A Thousand Sunrises in Pure Michigan
“A good sunrise will live within you for the day, if not for several days.” – Bugsy Sailor
The sun rises every morning. On clear, calm mornings. On stormy, windy days. Winter, spring, summer and fall. Every day begins with a sunrise.
For many, the sunrise is more than the moment when the earth’s rotation causes the sun to break over the eastern horizon. It can be a metaphor for a new beginning, an intentional activity centered around the start of the day, or simply an opportunity to enjoy the beauty that surrounds us.
For Bugsy Sailor, the sunrise has become part of every day.
On January 1, 2019, Bugsy watched the sunrise over Lake Superior at Whitefish Point in Michigan’s Upper Peninsula. On January 2, he watched the sunrise again. He continued rising early and watching the sun come up every day in January that year. Once he had watched a full month of consecutive sunrises, he felt confident he could watch the sunrise every day for an entire year.
Documenting each sunrise along the way with his camera, no matter the weather, Bugsy’s streak now spans four-and-a-half years – more than 1,700 consecutive sunrises.

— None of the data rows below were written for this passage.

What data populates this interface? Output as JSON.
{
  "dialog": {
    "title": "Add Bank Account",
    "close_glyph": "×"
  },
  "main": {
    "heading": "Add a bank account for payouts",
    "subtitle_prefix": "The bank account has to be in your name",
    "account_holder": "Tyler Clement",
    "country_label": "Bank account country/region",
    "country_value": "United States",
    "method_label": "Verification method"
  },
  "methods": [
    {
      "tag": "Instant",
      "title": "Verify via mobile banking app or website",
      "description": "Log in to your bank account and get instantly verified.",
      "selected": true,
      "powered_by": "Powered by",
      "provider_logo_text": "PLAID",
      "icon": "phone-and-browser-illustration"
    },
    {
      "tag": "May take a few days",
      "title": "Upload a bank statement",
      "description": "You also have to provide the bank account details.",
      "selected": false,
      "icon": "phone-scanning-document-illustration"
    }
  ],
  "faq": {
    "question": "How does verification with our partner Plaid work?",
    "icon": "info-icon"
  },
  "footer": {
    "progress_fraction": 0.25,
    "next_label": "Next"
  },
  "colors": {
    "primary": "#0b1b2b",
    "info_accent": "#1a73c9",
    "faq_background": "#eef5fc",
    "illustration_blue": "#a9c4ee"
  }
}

About Bugsy Sailor
A native “Yooper,” Bugsy Sailor grew up in Baraga, a small U.P. community along a bay of Lake Superior just over an hour’s drive from Marquette. As the self-described “Official Unofficial Ambassador of the Upper Peninsula,” he draws inspiration from the spectacular natural beauty of the region and the strong sense of community among fellow U.P. residents.

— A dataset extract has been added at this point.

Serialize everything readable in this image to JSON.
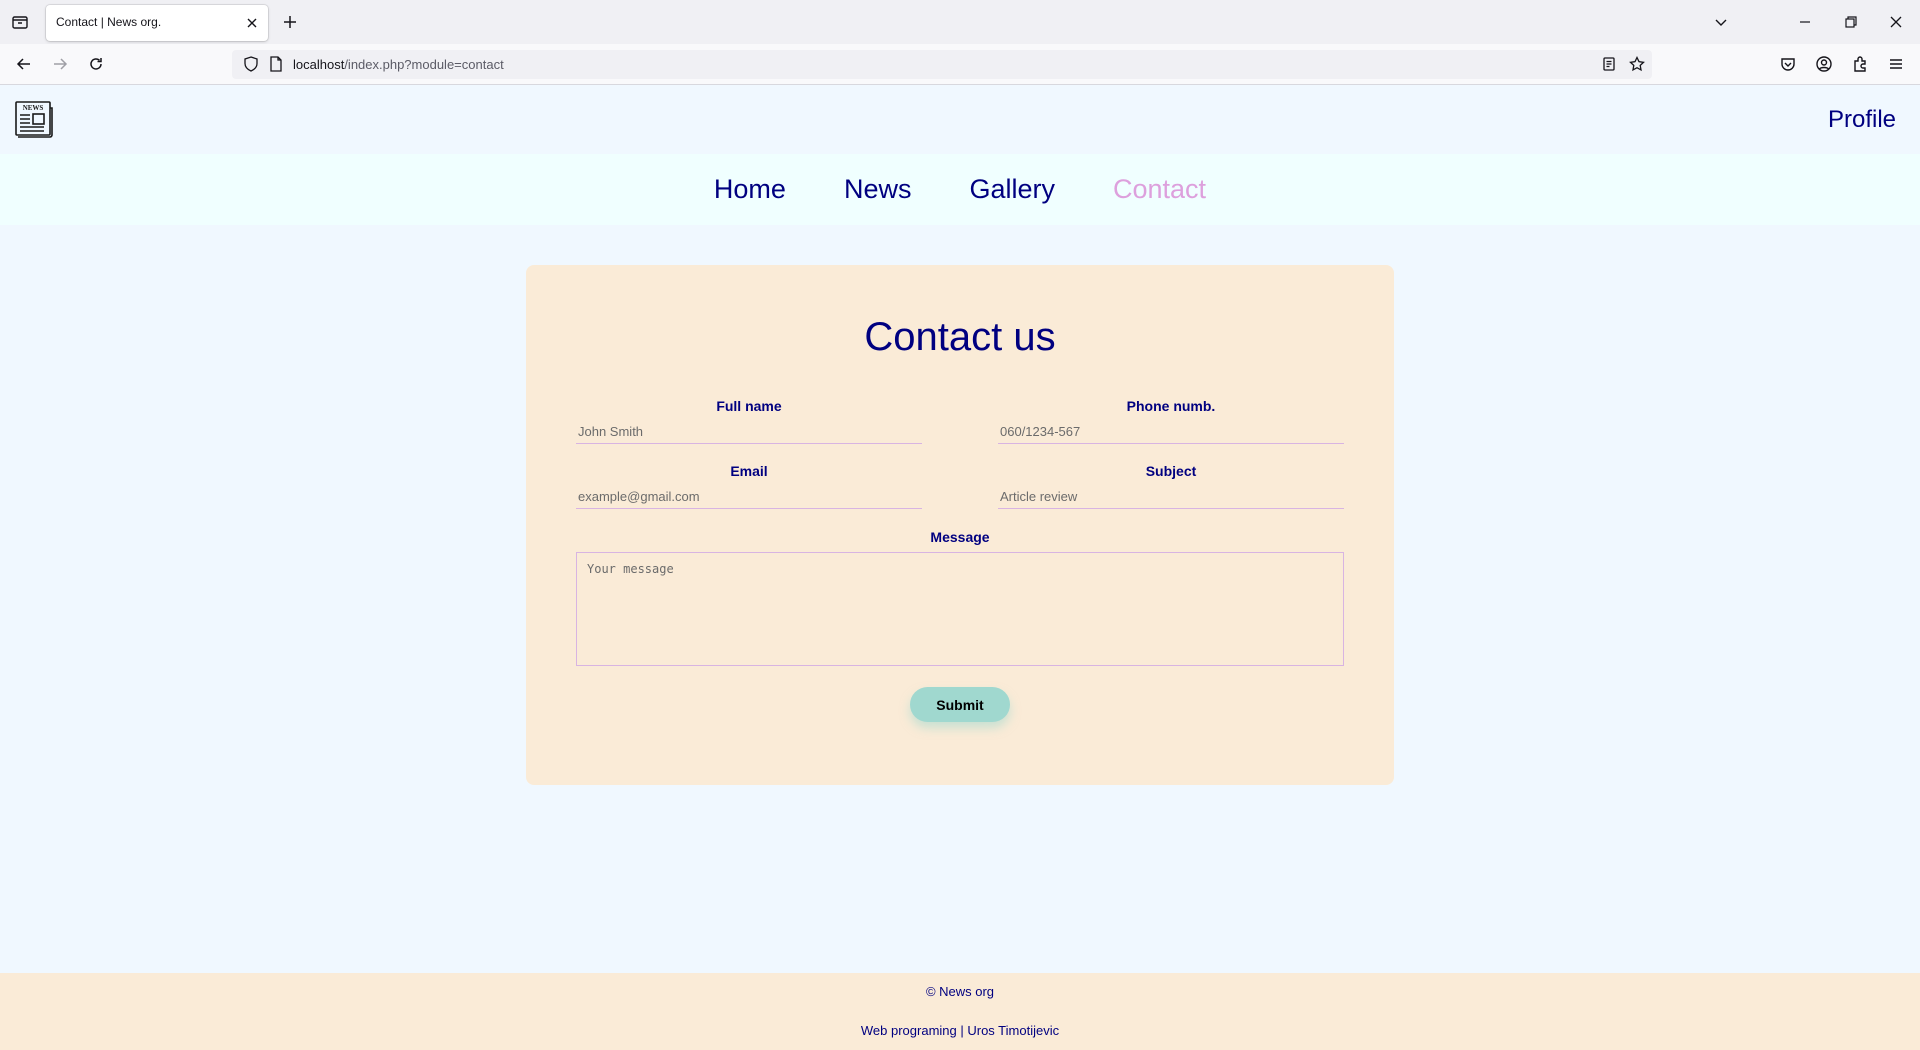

“Many of my projects are inspired by the region. This place, someplace special, offers a unique playground to launch ideas where the community is receptive and eager to participate.”
Among those projects are “Plaidurday,” a worldwide celebration of plaid, “906 Day,” celebrated each year on September 6 when the date – 9/06 – aligns with the Upper Peninsula’s longtime area code (906), and the Fresh Coast Film Festival, held each October in Marquette.
When it comes to his sunrise project, Bugsy says, “It’s a Lake Superior project.” The rugged shoreline along one of the largest bodies of fresh water in the world is a spectacular setting but can also present challenging conditions.
“It’s not always beautiful,” Bugsy says about the wide range of weather conditions he’s encountered during his sunrise outings. “Negative 30 wind chill, sideways rain, sleet. So it’s not always this peaceful, serene thing. But those stormy days are some of my favorites.”
At Upper Peninsula Supply Co., Bugsy’s Upper Peninsula-themed shop located in downtown Marquette, customers can browse through dozens of images of sunrises captured along the daily journey, which are also available for viewing at yearofthesunrise.com. The sunrise gallery was created two years after the project started, allowing visitors to the shop to see “the entirety of a year” of sunrises in front of them.
“I love when people engage with it,” says Bugsy. “I love when people recognize the commitment.”
Watch More Sunrises
So, how long will the streak continue?
“I said the first two years were for myself. For my own growth, my own meditation, my own finding presence in the world. Now it’s the joy that I’ve learned it brings other people – that’s what’s keeping me motivated right now.”
Bugsy invites you to take The Sunrise Pledge at watchmoresunrises.com and, of course, watch more sunrises.